[Start of section]

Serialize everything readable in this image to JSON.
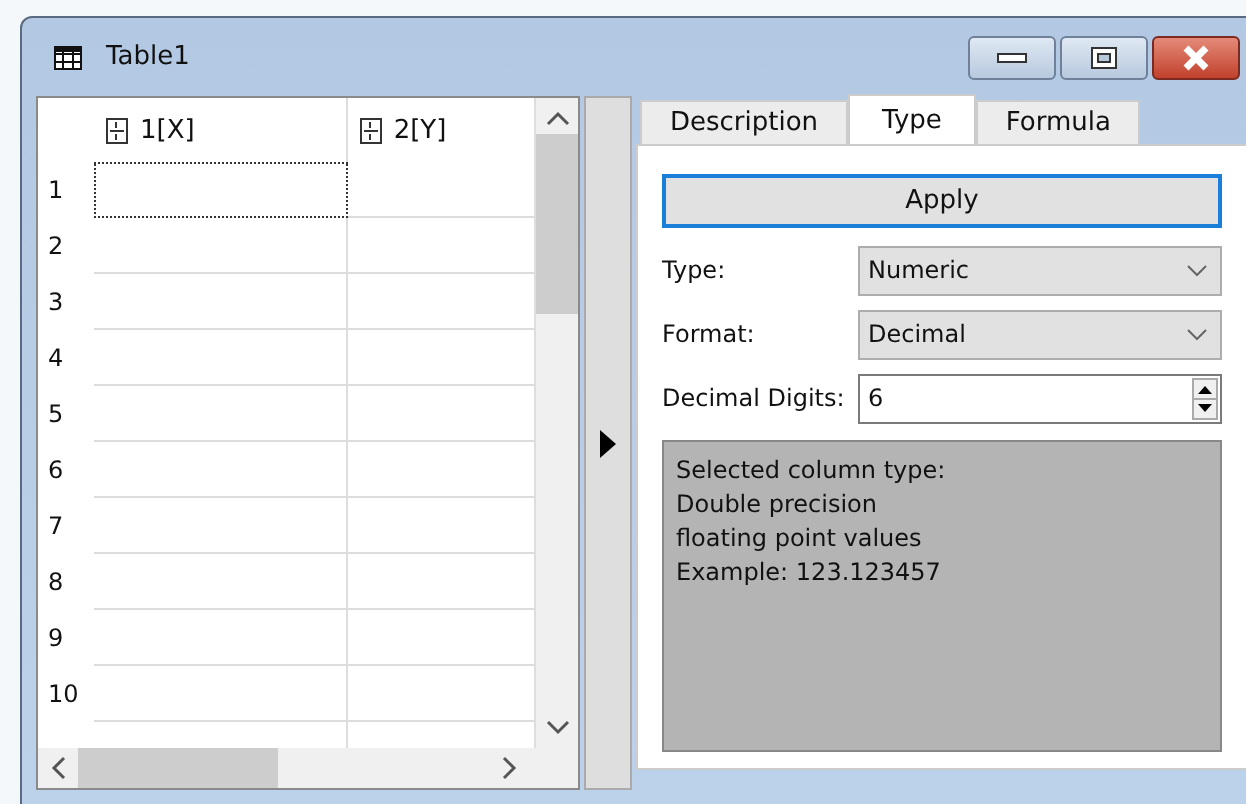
{
  "window": {
    "title": "Table1"
  },
  "table": {
    "columns": [
      {
        "label": "1[X]"
      },
      {
        "label": "2[Y]"
      }
    ],
    "rows": [
      {
        "label": "1",
        "focused": true
      },
      {
        "label": "2",
        "focused": false
      },
      {
        "label": "3",
        "focused": false
      },
      {
        "label": "4",
        "focused": false
      },
      {
        "label": "5",
        "focused": false
      },
      {
        "label": "6",
        "focused": false
      },
      {
        "label": "7",
        "focused": false
      },
      {
        "label": "8",
        "focused": false
      },
      {
        "label": "9",
        "focused": false
      },
      {
        "label": "10",
        "focused": false
      }
    ]
  },
  "tabs": [
    {
      "label": "Description",
      "selected": false
    },
    {
      "label": "Type",
      "selected": true
    },
    {
      "label": "Formula",
      "selected": false
    }
  ],
  "apply_button": {
    "label": "Apply"
  },
  "fields": [
    {
      "kind": "select",
      "label": "Type:",
      "value": "Numeric"
    },
    {
      "kind": "select",
      "label": "Format:",
      "value": "Decimal"
    },
    {
      "kind": "spin",
      "label": "Decimal Digits:",
      "value": "6"
    }
  ],
  "info": {
    "lines": [
      "Selected column type:",
      "Double precision",
      "floating point values",
      "Example: 123.123457"
    ]
  }
}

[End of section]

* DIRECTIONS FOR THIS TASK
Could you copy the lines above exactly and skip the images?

* WRITTEN RESPONSE
Serialize everything readable in this image to JSON.
{
  "window": {
    "title": "Table1"
  },
  "table": {
    "columns": [
      {
        "label": "1[X]"
      },
      {
        "label": "2[Y]"
      }
    ],
    "rows": [
      {
        "label": "1",
        "focused": true
      },
      {
        "label": "2",
        "focused": false
      },
      {
        "label": "3",
        "focused": false
      },
      {
        "label": "4",
        "focused": false
      },
      {
        "label": "5",
        "focused": false
      },
      {
        "label": "6",
        "focused": false
      },
      {
        "label": "7",
        "focused": false
      },
      {
        "label": "8",
        "focused": false
      },
      {
        "label": "9",
        "focused": false
      },
      {
        "label": "10",
        "focused": false
      }
    ]
  },
  "tabs": [
    {
      "label": "Description",
      "selected": false
    },
    {
      "label": "Type",
      "selected": true
    },
    {
      "label": "Formula",
      "selected": false
    }
  ],
  "apply_button": {
    "label": "Apply"
  },
  "fields": [
    {
      "kind": "select",
      "label": "Type:",
      "value": "Numeric"
    },
    {
      "kind": "select",
      "label": "Format:",
      "value": "Decimal"
    },
    {
      "kind": "spin",
      "label": "Decimal Digits:",
      "value": "6"
    }
  ],
  "info": {
    "lines": [
      "Selected column type:",
      "Double precision",
      "floating point values",
      "Example: 123.123457"
    ]
  }
}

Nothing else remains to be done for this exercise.